** Opening PROVIDED RECORDS block **

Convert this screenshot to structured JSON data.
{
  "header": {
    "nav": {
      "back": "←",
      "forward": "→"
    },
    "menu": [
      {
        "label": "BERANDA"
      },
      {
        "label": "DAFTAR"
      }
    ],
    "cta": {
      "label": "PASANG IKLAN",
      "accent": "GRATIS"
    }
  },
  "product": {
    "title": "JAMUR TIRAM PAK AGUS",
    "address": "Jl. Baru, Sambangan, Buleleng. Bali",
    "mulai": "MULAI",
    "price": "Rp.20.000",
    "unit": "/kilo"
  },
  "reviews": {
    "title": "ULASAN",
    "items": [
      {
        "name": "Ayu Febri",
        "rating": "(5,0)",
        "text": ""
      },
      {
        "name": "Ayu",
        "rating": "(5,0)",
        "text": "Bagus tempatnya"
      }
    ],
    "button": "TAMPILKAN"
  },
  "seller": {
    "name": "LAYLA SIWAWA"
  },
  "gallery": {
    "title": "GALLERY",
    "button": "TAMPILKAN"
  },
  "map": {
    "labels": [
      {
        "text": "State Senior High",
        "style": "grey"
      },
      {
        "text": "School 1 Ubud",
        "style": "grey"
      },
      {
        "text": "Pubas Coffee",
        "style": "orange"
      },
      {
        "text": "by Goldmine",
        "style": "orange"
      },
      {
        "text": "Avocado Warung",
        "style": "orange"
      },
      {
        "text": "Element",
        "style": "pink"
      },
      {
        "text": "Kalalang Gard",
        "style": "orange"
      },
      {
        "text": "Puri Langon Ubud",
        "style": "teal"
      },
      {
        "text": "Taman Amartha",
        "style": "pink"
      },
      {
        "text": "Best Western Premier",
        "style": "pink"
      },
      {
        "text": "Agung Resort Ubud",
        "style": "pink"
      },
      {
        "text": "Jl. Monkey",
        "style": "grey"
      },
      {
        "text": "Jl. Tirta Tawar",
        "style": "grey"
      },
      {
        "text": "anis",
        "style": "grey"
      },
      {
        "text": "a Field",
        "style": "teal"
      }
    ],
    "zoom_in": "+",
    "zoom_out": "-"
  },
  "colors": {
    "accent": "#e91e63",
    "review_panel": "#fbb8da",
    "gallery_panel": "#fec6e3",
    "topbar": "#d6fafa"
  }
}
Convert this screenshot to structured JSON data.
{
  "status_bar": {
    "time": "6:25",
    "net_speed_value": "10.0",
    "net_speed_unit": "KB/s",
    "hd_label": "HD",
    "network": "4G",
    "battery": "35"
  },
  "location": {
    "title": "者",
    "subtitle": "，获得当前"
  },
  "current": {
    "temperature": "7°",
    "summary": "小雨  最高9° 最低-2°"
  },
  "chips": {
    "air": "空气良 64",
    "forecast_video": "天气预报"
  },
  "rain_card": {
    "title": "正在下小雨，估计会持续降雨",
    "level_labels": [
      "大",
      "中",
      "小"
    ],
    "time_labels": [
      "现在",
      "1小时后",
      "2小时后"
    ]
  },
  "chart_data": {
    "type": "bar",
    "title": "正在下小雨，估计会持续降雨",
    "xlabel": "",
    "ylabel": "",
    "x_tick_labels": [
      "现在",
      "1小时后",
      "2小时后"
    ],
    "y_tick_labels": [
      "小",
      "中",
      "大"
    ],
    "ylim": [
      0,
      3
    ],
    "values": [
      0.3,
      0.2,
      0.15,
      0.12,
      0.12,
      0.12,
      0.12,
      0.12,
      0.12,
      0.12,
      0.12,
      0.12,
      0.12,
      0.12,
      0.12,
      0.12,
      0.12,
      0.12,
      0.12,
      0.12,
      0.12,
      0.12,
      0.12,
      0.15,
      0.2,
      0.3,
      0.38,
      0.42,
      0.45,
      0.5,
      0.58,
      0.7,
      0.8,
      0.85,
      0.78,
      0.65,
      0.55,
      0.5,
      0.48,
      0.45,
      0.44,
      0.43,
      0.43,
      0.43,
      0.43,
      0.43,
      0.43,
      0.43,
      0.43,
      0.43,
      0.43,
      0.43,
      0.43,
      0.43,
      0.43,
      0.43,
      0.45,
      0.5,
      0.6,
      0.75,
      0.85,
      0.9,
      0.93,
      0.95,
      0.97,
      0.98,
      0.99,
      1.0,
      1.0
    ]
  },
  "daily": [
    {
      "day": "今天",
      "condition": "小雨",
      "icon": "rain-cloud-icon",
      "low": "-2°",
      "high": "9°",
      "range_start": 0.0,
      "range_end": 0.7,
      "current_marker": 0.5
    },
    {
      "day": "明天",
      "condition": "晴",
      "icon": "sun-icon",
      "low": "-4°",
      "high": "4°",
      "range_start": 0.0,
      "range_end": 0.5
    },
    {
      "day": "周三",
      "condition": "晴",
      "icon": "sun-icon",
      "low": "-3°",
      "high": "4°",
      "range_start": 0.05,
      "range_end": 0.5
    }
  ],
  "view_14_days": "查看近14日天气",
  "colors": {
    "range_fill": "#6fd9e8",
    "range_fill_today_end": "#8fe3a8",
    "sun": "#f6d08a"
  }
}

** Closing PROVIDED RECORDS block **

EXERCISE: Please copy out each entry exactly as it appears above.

RESPONSE FOR THIS EXERCISE:
Convert this screenshot to structured JSON data.
{
  "header": {
    "nav": {
      "back": "←",
      "forward": "→"
    },
    "menu": [
      {
        "label": "BERANDA"
      },
      {
        "label": "DAFTAR"
      }
    ],
    "cta": {
      "label": "PASANG IKLAN",
      "accent": "GRATIS"
    }
  },
  "product": {
    "title": "JAMUR TIRAM PAK AGUS",
    "address": "Jl. Baru, Sambangan, Buleleng. Bali",
    "mulai": "MULAI",
    "price": "Rp.20.000",
    "unit": "/kilo"
  },
  "reviews": {
    "title": "ULASAN",
    "items": [
      {
        "name": "Ayu Febri",
        "rating": "(5,0)",
        "text": ""
      },
      {
        "name": "Ayu",
        "rating": "(5,0)",
        "text": "Bagus tempatnya"
      }
    ],
    "button": "TAMPILKAN"
  },
  "seller": {
    "name": "LAYLA SIWAWA"
  },
  "gallery": {
    "title": "GALLERY",
    "button": "TAMPILKAN"
  },
  "map": {
    "labels": [
      {
        "text": "State Senior High",
        "style": "grey"
      },
      {
        "text": "School 1 Ubud",
        "style": "grey"
      },
      {
        "text": "Pubas Coffee",
        "style": "orange"
      },
      {
        "text": "by Goldmine",
        "style": "orange"
      },
      {
        "text": "Avocado Warung",
        "style": "orange"
      },
      {
        "text": "Element",
        "style": "pink"
      },
      {
        "text": "Kalalang Gard",
        "style": "orange"
      },
      {
        "text": "Puri Langon Ubud",
        "style": "teal"
      },
      {
        "text": "Taman Amartha",
        "style": "pink"
      },
      {
        "text": "Best Western Premier",
        "style": "pink"
      },
      {
        "text": "Agung Resort Ubud",
        "style": "pink"
      },
      {
        "text": "Jl. Monkey",
        "style": "grey"
      },
      {
        "text": "Jl. Tirta Tawar",
        "style": "grey"
      },
      {
        "text": "anis",
        "style": "grey"
      },
      {
        "text": "a Field",
        "style": "teal"
      }
    ],
    "zoom_in": "+",
    "zoom_out": "-"
  },
  "colors": {
    "accent": "#e91e63",
    "review_panel": "#fbb8da",
    "gallery_panel": "#fec6e3",
    "topbar": "#d6fafa"
  }
}
Convert this screenshot to structured JSON data.
{
  "status_bar": {
    "time": "6:25",
    "net_speed_value": "10.0",
    "net_speed_unit": "KB/s",
    "hd_label": "HD",
    "network": "4G",
    "battery": "35"
  },
  "location": {
    "title": "者",
    "subtitle": "，获得当前"
  },
  "current": {
    "temperature": "7°",
    "summary": "小雨  最高9° 最低-2°"
  },
  "chips": {
    "air": "空气良 64",
    "forecast_video": "天气预报"
  },
  "rain_card": {
    "title": "正在下小雨，估计会持续降雨",
    "level_labels": [
      "大",
      "中",
      "小"
    ],
    "time_labels": [
      "现在",
      "1小时后",
      "2小时后"
    ]
  },
  "chart_data": {
    "type": "bar",
    "title": "正在下小雨，估计会持续降雨",
    "xlabel": "",
    "ylabel": "",
    "x_tick_labels": [
      "现在",
      "1小时后",
      "2小时后"
    ],
    "y_tick_labels": [
      "小",
      "中",
      "大"
    ],
    "ylim": [
      0,
      3
    ],
    "values": [
      0.3,
      0.2,
      0.15,
      0.12,
      0.12,
      0.12,
      0.12,
      0.12,
      0.12,
      0.12,
      0.12,
      0.12,
      0.12,
      0.12,
      0.12,
      0.12,
      0.12,
      0.12,
      0.12,
      0.12,
      0.12,
      0.12,
      0.12,
      0.15,
      0.2,
      0.3,
      0.38,
      0.42,
      0.45,
      0.5,
      0.58,
      0.7,
      0.8,
      0.85,
      0.78,
      0.65,
      0.55,
      0.5,
      0.48,
      0.45,
      0.44,
      0.43,
      0.43,
      0.43,
      0.43,
      0.43,
      0.43,
      0.43,
      0.43,
      0.43,
      0.43,
      0.43,
      0.43,
      0.43,
      0.43,
      0.43,
      0.45,
      0.5,
      0.6,
      0.75,
      0.85,
      0.9,
      0.93,
      0.95,
      0.97,
      0.98,
      0.99,
      1.0,
      1.0
    ]
  },
  "daily": [
    {
      "day": "今天",
      "condition": "小雨",
      "icon": "rain-cloud-icon",
      "low": "-2°",
      "high": "9°",
      "range_start": 0.0,
      "range_end": 0.7,
      "current_marker": 0.5
    },
    {
      "day": "明天",
      "condition": "晴",
      "icon": "sun-icon",
      "low": "-4°",
      "high": "4°",
      "range_start": 0.0,
      "range_end": 0.5
    },
    {
      "day": "周三",
      "condition": "晴",
      "icon": "sun-icon",
      "low": "-3°",
      "high": "4°",
      "range_start": 0.05,
      "range_end": 0.5
    }
  ],
  "view_14_days": "查看近14日天气",
  "colors": {
    "range_fill": "#6fd9e8",
    "range_fill_today_end": "#8fe3a8",
    "sun": "#f6d08a"
  }
}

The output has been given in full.